A motley crew of American jurisdictions are suing Google over what they allege are deceptive privacy practices and “dark patterns” baked into software to pressure users into selecting settings that are more advantageous for the tech giant.
Attorneys general from the District of Columbia, Texas, Washington and Indiana moved to file a lawsuit against Google on Monday over misleading statements to users who opted to turn off their location tracking, as well as features designed to pressure users into turning location tracking on, according to the Washington Post.
“Google falsely led consumers to believe that changing their account and device settings would allow customers to protect their privacy and control what personal data the company could access,” the office of Democratic D.C. Attorney General Karl Racine said in a statement, The Washington Free Beacon reported.
“The truth is that contrary to Google’s representations it continues to systematically surveil customers and profit from customer data. Google’s bold misrepresentations are a clear violation of consumers’ privacy.”
Racine told the Post that “Google uses tricks to continuously seek to track a user’s location.”
He explained that the suit is being filed on a “bipartisan basis” and is “an overdue enforcement action against a flagrant violator of privacy and the laws of our states.”
The D.C. lawsuit states, “Google’s misleading, ambiguous and incomplete descriptions of these settings all but guarantee that consumers will not understand when their location is collected and retained by Google or for what purposes.”

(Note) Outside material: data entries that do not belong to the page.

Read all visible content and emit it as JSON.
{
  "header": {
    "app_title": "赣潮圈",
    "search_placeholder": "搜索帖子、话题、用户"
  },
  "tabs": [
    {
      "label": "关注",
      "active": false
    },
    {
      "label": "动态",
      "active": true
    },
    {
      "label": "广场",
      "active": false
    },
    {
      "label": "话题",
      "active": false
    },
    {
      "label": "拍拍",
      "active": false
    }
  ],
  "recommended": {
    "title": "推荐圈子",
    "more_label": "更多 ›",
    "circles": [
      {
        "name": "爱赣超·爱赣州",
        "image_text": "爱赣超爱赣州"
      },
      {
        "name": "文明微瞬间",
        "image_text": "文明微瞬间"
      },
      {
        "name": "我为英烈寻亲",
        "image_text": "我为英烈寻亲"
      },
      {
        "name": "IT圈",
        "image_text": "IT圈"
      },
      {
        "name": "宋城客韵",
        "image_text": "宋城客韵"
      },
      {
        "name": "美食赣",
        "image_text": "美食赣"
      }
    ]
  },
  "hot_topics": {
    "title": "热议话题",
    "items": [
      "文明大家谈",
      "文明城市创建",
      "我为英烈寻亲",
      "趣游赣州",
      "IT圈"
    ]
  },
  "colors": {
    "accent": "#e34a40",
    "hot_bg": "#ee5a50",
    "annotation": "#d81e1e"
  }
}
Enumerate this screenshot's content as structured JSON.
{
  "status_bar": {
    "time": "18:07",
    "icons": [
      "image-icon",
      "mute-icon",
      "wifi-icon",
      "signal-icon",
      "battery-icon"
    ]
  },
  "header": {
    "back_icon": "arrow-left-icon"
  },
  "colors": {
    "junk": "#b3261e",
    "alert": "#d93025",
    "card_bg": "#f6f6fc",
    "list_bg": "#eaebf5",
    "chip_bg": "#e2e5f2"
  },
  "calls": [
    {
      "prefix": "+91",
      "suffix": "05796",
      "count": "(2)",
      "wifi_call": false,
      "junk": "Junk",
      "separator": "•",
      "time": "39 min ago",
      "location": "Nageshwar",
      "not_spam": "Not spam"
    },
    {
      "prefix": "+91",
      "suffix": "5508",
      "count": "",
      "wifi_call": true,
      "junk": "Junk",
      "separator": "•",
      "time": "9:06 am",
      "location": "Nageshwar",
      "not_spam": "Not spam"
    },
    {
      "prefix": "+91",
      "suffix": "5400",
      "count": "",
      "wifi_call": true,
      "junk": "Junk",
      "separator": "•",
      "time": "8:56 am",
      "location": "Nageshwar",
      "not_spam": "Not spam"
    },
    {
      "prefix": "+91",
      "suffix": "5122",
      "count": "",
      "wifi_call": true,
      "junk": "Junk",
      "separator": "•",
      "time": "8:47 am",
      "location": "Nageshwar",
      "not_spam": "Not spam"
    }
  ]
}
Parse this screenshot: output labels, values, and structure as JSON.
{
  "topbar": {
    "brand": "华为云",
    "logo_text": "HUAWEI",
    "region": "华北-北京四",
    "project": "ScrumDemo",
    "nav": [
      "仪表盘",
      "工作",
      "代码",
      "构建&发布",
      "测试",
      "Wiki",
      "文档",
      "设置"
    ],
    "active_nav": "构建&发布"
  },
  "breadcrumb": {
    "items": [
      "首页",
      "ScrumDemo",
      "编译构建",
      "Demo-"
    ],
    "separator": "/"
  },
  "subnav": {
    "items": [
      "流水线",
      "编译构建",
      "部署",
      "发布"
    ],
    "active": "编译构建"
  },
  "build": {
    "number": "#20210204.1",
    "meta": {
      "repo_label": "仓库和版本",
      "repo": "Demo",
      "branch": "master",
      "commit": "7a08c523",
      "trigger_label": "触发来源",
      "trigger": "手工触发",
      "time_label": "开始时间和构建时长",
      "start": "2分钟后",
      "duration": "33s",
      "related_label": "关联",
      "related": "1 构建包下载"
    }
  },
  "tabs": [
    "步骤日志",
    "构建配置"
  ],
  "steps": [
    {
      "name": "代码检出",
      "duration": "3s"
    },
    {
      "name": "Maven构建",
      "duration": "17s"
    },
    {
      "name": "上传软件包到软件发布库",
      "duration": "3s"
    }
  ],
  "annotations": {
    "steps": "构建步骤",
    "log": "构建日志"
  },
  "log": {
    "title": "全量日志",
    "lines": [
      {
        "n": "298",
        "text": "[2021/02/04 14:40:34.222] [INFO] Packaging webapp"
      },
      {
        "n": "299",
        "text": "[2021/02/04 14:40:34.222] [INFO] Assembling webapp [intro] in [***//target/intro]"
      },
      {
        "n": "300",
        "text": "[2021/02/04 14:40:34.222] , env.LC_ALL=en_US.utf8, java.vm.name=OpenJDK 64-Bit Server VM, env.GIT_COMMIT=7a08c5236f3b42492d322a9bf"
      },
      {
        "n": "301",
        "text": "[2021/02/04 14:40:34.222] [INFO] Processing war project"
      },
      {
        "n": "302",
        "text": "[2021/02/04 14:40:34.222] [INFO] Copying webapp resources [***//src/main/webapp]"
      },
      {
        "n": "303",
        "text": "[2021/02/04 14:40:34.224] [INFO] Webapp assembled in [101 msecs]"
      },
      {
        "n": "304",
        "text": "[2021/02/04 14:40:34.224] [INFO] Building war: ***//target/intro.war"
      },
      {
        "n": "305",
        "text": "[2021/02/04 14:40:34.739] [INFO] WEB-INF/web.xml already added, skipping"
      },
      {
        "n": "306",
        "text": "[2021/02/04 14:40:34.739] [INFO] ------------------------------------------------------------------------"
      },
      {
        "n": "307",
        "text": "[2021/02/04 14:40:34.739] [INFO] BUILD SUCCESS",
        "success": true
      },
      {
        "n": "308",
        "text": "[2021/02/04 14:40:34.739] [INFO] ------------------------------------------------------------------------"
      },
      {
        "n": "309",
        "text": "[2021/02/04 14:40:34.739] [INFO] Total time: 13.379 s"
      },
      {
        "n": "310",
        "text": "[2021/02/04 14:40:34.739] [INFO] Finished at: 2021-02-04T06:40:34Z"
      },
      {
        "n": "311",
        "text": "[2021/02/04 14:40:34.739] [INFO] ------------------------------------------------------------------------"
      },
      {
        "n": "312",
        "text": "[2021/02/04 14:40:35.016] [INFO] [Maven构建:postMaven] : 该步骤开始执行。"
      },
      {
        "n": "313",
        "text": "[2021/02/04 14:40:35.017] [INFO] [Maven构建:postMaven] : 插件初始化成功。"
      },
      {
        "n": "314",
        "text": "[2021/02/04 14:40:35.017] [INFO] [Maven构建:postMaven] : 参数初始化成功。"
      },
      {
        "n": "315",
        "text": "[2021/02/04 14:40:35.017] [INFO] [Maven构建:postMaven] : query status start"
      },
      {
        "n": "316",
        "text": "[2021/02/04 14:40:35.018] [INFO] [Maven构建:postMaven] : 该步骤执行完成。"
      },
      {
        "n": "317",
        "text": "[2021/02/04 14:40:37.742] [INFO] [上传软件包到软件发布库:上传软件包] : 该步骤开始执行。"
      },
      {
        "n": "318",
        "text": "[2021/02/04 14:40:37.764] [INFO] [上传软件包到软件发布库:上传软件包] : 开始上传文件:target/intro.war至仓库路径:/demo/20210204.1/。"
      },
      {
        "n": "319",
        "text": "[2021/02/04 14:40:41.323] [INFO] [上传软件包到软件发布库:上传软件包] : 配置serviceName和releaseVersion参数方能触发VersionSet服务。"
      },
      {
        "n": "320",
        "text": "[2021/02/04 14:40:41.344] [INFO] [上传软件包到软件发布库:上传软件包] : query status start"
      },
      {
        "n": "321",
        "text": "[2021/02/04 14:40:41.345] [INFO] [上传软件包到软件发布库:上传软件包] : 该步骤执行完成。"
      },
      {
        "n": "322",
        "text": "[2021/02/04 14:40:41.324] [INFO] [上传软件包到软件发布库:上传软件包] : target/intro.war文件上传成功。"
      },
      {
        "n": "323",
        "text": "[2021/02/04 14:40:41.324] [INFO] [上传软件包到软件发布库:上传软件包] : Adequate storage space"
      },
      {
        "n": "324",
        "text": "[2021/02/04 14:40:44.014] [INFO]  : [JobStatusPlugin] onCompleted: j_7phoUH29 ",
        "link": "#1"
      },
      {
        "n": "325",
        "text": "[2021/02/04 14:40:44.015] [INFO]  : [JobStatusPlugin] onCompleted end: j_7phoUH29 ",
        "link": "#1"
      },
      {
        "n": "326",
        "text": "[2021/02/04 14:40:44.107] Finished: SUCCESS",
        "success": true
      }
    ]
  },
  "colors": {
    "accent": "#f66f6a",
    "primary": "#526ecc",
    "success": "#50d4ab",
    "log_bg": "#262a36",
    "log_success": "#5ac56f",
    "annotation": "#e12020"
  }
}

“And, in reality, regardless of the settings they select, consumers who use Google products have no option but to allow the Company to collect, store and use their location,” the suit alleges.
Texas Attorney General Ken Paxton made similar allegations in his statement, according to the Free Beacon. He said that Google tells users that “the places you go are no longer stored,” yet they continue to track user location “through other settings and methods” that Google “fails to adequately disclose.”
Google, for its part, denies the attorneys general’s claims. In a statement, the company’s spokesman José Castañeda claimed that the case is “based on inaccurate claims and outdated assertions about our settings,” the Free Beacon reported.
“We have always built privacy features into our products and provided robust controls for location data. We will vigorously defend ourselves and set the record straight,” he said, according to the Post.
D.C. and the states are building their case on a 2020 lawsuit brought by the state of Arizona, which accused the company of designing their Android operating system in a way that benefited advertising revenue and deceived users about privacy settings, the outlet noted.
That case is currently pending.
This new slate of suits, however, are likely to launch several years of legal battles between Google and the attorneys general, adding to multiple other challenges the tech giant has been faced with from state attorneys general, including antitrust suits.
I have to say, that in the middle of the large-scale, ideological food fight that has gripped our nation over the past several years — and often seems to spell the end of Western civilization as we know it — it’s weirdly heartening to see these respectfully far-left and deep-red locales team up to stick it to Big Tech.
We spend so much time focused on political divides in our country that, while they certainly matter, it can be easy to lose sight of the sheer amount of control over our private and public lives that a handful of tech oligarchs hold in their hand.
I have thought for a long time we’d do better to focus more heat on the people who have managed to so expansively infiltrate American society with information technology in such a short period of time, so hopefully my optimism will pay off in the long run.
If not with the outcome of this lawsuit, then with what it could do to spark conversations about how we can more effectively check the expansion of Big Tech and their currently near-unfettered access to our data.
It’s high time we reign in the power they’ve amassed for themselves, something which would drastically improve the lives of every American.
They’ve been taking our money, tracking our activities, controlling their markets and playing god with our free speech and political discourse for far too long.
Few things could be better for our country right now than holding Big Tech accountable for their shadowy practices.
This article appeared originally on The Western Journal.